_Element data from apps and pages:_
———

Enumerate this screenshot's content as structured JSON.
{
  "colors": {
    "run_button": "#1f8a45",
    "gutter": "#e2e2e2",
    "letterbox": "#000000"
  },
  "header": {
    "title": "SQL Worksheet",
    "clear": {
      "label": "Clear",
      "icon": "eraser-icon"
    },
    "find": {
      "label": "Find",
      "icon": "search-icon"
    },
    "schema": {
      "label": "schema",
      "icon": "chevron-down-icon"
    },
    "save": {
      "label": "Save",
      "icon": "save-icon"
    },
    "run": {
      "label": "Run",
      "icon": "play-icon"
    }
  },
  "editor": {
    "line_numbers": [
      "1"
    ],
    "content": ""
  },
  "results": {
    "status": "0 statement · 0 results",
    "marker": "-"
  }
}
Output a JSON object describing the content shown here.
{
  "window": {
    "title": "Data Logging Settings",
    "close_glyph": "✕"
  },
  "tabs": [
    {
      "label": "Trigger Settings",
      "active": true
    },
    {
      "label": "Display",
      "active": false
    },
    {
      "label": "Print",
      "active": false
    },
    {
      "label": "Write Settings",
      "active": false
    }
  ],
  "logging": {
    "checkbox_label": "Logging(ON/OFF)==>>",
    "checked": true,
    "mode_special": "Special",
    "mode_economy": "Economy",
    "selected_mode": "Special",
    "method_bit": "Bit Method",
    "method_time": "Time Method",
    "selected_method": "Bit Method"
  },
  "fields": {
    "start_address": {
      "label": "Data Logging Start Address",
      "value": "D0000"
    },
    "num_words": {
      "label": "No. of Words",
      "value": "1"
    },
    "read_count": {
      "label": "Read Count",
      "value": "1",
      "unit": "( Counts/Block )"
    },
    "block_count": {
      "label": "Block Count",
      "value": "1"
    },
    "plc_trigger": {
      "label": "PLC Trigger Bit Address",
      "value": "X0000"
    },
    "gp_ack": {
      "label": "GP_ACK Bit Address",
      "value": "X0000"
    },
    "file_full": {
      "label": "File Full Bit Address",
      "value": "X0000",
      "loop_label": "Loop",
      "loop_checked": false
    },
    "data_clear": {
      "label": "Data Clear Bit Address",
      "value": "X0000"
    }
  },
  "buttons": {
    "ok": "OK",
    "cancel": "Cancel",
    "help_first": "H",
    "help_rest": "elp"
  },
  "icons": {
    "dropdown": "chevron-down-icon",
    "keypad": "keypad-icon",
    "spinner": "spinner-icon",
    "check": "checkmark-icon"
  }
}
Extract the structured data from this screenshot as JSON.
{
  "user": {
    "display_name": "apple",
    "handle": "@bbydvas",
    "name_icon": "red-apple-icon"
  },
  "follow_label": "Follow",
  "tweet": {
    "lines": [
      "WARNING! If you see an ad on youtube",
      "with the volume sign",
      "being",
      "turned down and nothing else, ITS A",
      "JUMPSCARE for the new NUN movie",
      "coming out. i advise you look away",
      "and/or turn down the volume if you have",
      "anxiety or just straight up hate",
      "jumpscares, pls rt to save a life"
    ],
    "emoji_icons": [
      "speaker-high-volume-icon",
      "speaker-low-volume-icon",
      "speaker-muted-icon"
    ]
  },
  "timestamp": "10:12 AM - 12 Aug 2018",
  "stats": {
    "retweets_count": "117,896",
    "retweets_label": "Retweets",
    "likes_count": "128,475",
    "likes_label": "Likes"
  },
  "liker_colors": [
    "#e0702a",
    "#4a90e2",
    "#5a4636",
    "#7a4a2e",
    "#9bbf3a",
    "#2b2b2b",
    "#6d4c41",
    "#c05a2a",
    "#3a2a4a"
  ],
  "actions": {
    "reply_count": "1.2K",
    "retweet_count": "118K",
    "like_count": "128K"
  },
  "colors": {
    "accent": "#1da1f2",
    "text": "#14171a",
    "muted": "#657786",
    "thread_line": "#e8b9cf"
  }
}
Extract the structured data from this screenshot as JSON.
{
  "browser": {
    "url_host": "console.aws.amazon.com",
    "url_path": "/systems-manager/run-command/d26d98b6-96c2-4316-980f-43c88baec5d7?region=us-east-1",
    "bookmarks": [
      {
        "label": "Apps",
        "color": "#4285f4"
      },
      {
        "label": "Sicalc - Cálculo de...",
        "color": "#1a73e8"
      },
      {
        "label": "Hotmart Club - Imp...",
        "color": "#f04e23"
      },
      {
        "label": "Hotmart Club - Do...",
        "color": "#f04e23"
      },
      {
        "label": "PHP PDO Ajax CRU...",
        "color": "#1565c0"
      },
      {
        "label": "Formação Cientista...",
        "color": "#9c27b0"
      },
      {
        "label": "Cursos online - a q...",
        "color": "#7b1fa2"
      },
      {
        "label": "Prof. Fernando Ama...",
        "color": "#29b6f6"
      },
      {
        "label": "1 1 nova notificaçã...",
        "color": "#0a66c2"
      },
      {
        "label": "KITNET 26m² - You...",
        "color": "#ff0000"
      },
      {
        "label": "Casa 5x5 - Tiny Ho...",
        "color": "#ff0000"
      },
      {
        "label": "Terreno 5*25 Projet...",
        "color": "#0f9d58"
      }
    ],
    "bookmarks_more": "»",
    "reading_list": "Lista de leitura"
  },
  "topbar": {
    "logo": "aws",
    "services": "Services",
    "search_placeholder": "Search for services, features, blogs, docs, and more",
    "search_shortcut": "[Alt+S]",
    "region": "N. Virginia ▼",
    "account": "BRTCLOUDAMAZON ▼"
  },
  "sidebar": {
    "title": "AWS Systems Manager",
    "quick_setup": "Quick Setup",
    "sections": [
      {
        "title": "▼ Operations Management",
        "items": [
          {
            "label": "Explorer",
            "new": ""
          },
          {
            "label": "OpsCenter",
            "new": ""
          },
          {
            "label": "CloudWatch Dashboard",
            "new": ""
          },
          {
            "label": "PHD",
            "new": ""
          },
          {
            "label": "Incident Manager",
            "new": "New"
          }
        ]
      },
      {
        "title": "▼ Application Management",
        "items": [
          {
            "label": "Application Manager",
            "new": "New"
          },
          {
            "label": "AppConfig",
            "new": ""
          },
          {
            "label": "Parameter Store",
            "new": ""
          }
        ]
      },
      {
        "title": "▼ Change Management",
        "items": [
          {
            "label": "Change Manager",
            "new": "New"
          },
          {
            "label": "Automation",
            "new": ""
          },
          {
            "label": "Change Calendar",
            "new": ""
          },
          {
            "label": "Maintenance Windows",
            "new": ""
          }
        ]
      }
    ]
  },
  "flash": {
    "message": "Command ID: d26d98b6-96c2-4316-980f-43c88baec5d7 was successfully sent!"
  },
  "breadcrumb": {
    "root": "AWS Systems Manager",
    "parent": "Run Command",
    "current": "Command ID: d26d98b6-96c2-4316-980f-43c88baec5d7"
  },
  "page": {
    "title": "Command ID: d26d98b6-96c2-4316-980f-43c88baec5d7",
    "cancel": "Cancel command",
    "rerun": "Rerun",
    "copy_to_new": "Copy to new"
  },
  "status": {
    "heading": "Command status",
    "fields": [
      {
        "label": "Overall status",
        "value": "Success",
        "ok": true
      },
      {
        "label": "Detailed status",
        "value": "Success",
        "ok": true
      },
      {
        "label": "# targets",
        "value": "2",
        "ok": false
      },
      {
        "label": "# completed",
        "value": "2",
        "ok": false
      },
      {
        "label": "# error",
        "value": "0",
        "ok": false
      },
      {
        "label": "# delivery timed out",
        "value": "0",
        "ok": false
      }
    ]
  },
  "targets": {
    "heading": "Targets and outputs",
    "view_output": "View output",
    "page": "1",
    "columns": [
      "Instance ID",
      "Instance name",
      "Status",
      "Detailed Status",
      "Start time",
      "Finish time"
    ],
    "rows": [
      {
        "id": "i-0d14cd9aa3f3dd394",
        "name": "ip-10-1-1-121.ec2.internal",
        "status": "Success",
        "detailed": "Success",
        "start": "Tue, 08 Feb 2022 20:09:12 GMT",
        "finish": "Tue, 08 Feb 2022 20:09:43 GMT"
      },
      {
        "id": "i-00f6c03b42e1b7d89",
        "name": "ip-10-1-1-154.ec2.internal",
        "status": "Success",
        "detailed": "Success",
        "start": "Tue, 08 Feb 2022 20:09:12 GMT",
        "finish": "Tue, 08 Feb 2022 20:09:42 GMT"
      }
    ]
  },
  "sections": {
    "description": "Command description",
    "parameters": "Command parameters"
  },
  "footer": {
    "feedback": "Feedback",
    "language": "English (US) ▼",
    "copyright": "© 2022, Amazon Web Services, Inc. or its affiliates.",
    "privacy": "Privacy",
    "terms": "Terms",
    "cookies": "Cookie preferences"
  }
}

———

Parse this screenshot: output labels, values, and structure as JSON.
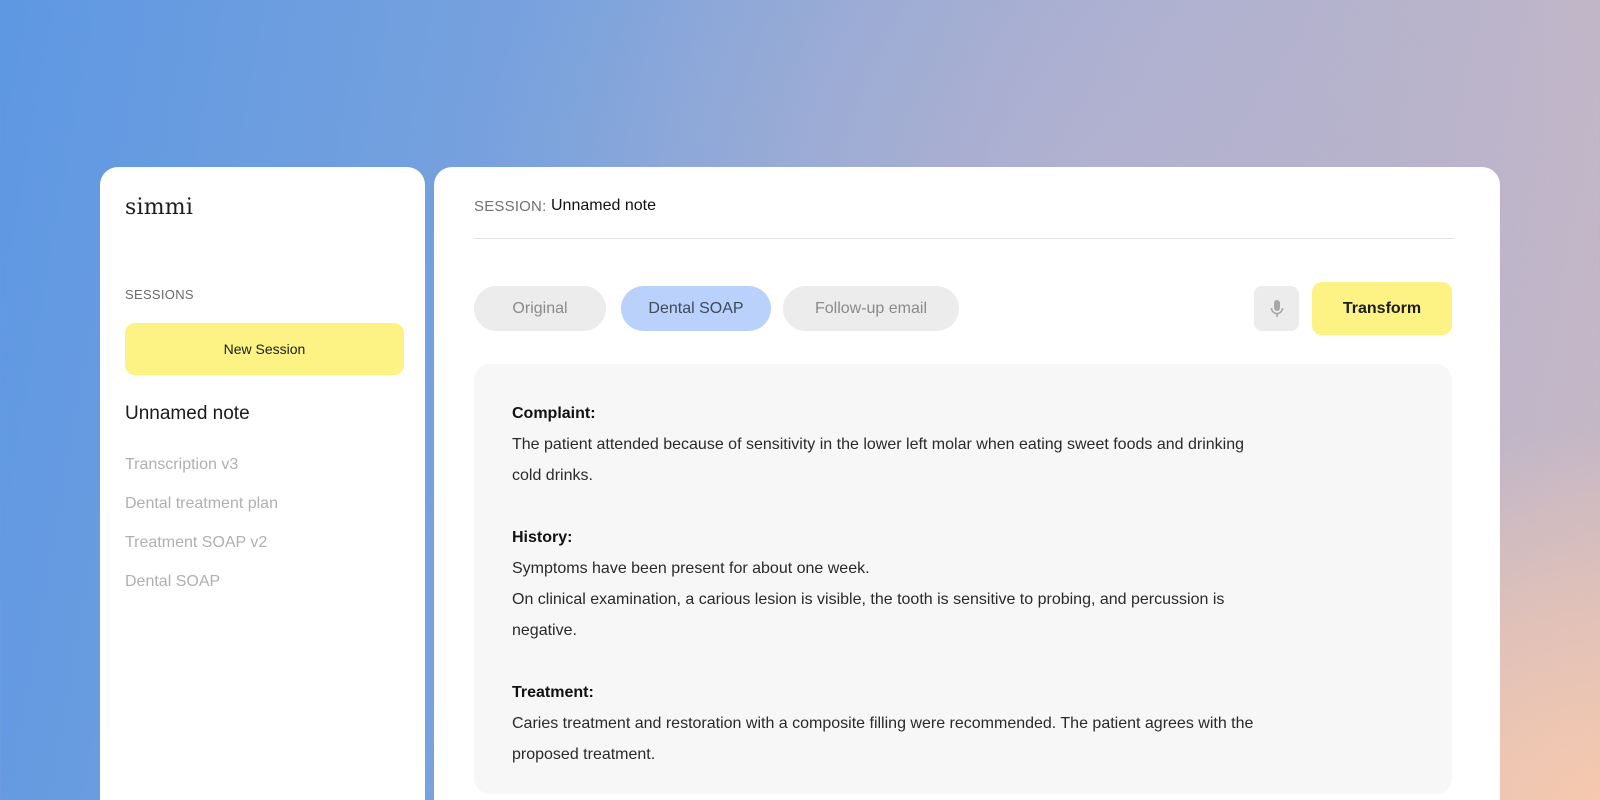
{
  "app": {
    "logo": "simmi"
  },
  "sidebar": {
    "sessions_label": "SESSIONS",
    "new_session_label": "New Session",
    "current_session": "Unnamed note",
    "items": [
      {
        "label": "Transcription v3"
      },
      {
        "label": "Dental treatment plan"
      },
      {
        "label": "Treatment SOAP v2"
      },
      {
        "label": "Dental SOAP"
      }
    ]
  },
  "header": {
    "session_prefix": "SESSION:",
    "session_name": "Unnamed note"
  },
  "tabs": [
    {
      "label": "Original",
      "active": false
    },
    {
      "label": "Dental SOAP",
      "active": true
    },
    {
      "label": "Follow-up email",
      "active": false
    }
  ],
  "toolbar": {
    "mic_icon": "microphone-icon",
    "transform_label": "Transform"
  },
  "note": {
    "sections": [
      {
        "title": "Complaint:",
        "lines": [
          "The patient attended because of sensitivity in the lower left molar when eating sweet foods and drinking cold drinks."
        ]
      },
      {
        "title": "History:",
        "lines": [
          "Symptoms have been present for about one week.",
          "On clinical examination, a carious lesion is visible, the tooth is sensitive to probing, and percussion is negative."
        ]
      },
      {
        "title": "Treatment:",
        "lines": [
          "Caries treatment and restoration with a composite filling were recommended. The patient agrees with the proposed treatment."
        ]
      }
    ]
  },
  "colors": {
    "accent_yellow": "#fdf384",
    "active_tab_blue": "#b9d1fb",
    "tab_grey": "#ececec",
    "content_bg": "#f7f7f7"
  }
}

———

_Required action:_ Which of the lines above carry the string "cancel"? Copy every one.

_Response area:_
    "cancel": "Cancel",
    "cancel": "Cancel command",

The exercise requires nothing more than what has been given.